Asst Prof Chen Kaiwen


Asst Prof Chen Kaiwen
Assistant Professor
Department of Microbiology and Immunology
Tel: 6601 3848


Assistant Professor Chen Kaiwen obtained his PhD in Immunology in 2015 from the University of Queensland for his work on neutrophil inflammasomes. Subsequently, with the support a Marie Skłodowska-Curie Actions Incoming Postdoctoral Fellowship and a Swiss Government Excellence Fellowship (ESKAS), Kaiwen relocated to The University of Lausanne, Switzerland where he gained further expertise on cell death and inflammation. In 2020, Kaiwen is recruited to the Department of Microbiology and Immunology at NUS as an Assistant Professor.

What are your present research interests?

We are interested in understanding the complex cross talk between cell death and innate immune signalling, with the aim of rewiring cell death pathways to treat infectious diseases and inflammatory disorders.

What do you see as your future research directions?

A particular focus of the lab is gasdermins, a novel family of pore-forming proteins. We recently demonstrated that gasdermin D (GSDMD) promotes the extrusion of antimicrobial neutrophil extracellular traps (NETs) during cytosolic bacterial infection, but also mediates susceptibility to TNF-induced shock. We are now identifying novel regulators of these pathways using a combination of cell biology, biochemistry and animal models. We welcome enquiries from motivated Honours, PhD students and postdoctoral fellows!

Does your laboratory have a particularly strong research expertise?

Inflammasome, gasdermin, pyroptosis, NETosis, apoptosis, RIP kinase, TNF signalling and bacterial infection models.

Recent Publications

1. Caspase-8-dependent gasdermin D cleavage promotes anti-microbial defence but confers susceptibility to TNF-induced lethality. Demarco B, Grayczyk JP, Bjanes E, Le Roy D, Tonnus W, Assenmacher C-A, Radaelli E, Fettrelet T, Mack V, Linkermann A, Roger T, Brodsky IE, Chen KW#, Broz P#. Sci Adv, in press. #Corresponding authors
2. Pannexin-1 promotes NLRP3 activation during apoptosis but is dispensable for canonical or non‐canonical inflammasome activation.
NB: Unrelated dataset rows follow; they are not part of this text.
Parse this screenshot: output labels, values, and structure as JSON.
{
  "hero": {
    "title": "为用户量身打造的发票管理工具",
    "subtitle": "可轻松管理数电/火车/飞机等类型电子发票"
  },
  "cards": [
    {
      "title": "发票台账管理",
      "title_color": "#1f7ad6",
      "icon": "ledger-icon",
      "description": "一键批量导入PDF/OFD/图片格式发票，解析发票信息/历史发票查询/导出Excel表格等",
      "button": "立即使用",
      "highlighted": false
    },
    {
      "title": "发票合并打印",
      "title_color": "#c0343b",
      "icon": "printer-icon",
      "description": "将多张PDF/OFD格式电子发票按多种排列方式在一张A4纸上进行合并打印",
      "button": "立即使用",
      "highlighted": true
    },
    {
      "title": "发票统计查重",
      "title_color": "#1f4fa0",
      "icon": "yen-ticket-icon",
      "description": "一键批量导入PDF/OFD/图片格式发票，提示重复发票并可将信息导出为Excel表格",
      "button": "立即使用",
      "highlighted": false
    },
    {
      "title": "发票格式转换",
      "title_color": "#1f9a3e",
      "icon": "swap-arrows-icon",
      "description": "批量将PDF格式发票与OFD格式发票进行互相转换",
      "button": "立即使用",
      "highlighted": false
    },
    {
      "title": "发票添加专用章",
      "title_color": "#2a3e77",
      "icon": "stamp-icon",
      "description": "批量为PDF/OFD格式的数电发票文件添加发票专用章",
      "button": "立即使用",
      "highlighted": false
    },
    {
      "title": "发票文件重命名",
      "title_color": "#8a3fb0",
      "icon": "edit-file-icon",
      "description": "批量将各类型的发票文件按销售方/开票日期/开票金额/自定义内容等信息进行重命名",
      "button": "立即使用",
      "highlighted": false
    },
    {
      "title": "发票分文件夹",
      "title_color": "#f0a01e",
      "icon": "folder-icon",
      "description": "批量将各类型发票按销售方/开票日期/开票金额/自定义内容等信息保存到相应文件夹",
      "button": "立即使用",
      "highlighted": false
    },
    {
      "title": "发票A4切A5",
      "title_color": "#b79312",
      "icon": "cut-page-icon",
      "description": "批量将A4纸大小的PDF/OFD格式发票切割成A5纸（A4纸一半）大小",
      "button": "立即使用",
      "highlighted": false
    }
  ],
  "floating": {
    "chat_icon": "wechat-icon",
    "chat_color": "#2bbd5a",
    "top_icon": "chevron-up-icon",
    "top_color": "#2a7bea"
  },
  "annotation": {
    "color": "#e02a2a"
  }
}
Chen KW#, Demarco B, Broz P#. Euro J Immunol, 2020, 50: 170–177. #Corresponding authors.
3. Extrinsic and intrinsic apoptosis activate Pannexin-1 to drive NLRP3 inflammasome assembly. Chen KW*, Demarco B*, Heilig R, Shkarina K, Boettcher A, Farady CJ, Pelczar P, Broz P. EMBO J, 2019, e101638. *equal contribution.
4. Noncanonical inflammasome signaling elicits gasdermin D–dependent neutrophil extracellular traps. Chen KW*, Monteleone M*, Boucher D*, Sollberger G, Ramnath D, Condon ND, von Pein JP, Broz P, Sweet MJ, Schroder K. Sci Immunol, 2018, 3, eaar6676. *equal contribution.
5. Cutting Edge: Blockade of Inhibitor of Apoptosis Proteins Sensitizes Neutrophils to TNF- but Not Lipopolysaccharide-Mediated Cell Death and IL-1beta Secretion. Chen KW, Lawlor KE, von Pein JB, Boucher D, Gerlic M, Croker BA, Bezbradica JS, Vince JE, and Schroder K. J Immunol, 2018, 200: 3341-3346.
6. Caspase-1 self-cleavage is an intrinsic mechanism to terminate inflammasome activity.
Boucher D, Monteleone M*, Coll RC*, Chen KW*, Ross CM, Teo JL, Gomez GA, Holley CL, Bierschenk D, Stacey KJ, Yap AS, Bezbradica JS, and Schroder K. J Exp Med, 2018, 215: 827-840. *equal contribution.
7. Active MLKL triggers the NLRP3 inflammasome in a cell-intrinsic manner. Conos SA, Chen KW, De Nardo D, Hara H, Whitehead L, Nunez G, Masters SL, Murphy JM, Schroder K, Vaux DL, Lawlor KE, Lindqvist LM, Vince JE. PNAS, 2017, 114: E961-E9.
8. The neutrophil NLRC4 inflammasome selectively promotes IL-1beta maturation without pyroptosis during acute Salmonella challenge. Chen KW, Gross CJ, Sotomayor FV, Stacey KJ, Tschopp J, Sweet MJ, Schroder K. Cell Reports, 2014, 8: 570-82.